It was, when I first heard it, the most audacious, savagely imperial claim of my experience.
“Any land on which Serb blood has been spilled,” said the Serb Prime Minister and nationalist war criminal Slobodan Milosevic, “is Serb land.”
This spurious claim, derived from battles decades and centuries in the past, was used to justify ethnic cleansing in Bosnia which killed an estimated 200,000 Croats and Bosniaks. Their blood apparently entitled them and their descendants to nothing.
If you’re thinking that kind of claim is “so 20th, or 19th or 5th Century,” here’s the 21st Century version as put forward by President Donald Trump. His first justification for extending and re-expanding the American military effort in Afghanistan – offered in his presentation a couple of weeks ago at Fort Myer, VA is: “to honor those American soldiers who had died there since 2001.”
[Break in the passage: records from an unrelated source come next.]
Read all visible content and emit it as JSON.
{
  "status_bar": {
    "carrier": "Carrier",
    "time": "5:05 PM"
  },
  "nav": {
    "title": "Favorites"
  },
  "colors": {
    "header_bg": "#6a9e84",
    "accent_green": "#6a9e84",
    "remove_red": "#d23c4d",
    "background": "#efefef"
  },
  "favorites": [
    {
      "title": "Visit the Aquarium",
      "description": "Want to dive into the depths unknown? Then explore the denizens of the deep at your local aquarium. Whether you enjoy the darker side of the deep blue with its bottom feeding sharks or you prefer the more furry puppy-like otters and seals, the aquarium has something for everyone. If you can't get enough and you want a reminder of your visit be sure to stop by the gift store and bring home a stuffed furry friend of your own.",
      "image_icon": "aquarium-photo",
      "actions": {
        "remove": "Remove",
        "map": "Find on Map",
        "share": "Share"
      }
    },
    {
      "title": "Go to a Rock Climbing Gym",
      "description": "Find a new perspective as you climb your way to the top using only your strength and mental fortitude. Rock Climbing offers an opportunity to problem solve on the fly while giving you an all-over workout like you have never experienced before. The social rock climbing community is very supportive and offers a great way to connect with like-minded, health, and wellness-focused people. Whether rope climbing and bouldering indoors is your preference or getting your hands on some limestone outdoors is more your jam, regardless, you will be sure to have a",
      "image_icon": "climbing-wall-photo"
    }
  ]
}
In other words, any withdrawal of American troops, any reduction of our use of force in Afghanistan would dis-honor all our fighters’ predecessors who had fought and died for Washington’s military policies. In other words, we can never honorably leave Afghanistan with anything short of victory.
And what is victory?
President Trump was explicit about that: “From now on, victory will have a clear definition: attacking our enemies, obliterating ISIS, crushing al-Qaeda, preventing the Taliban from taking over the country, and stopping mass terror attacks against Americans before they emerge.”
Note that merely attacking is, to Trump, victory, a logical nullity and moral horror.
But let us continue down Victory lane. “Obliterating ISIS, crushing Al Qaeda,” stopping the Taliban and pre-empting all terrorist threats. Nice work of you can get it, but few believe it’s a realizable agenda.
Some people, like Secretary of State Rex Tillerson would settle for just a stable, verifiable peace deal with the Taliban and says he and his Afghan government partners are ready to negotiate with “no preconditions.”
Let’s hope he has his ostensible boss’ support and the offer and the outcome would not offend President Trump’s appetite for attacking and his bloated sense of America’s honor.
Will Everett first went to Afghanistan as a freelance journalist. His work appeared on NPR and the BBC and Newsweek Magazine. He later worked for USAID in Afghanistan. He has also reported from the Middle East and West Africa, wrote and produced a documentary with Walter Cronkite as part of the World War One Living History Project. His novel We’ll Live Tomorrow was published in 2015.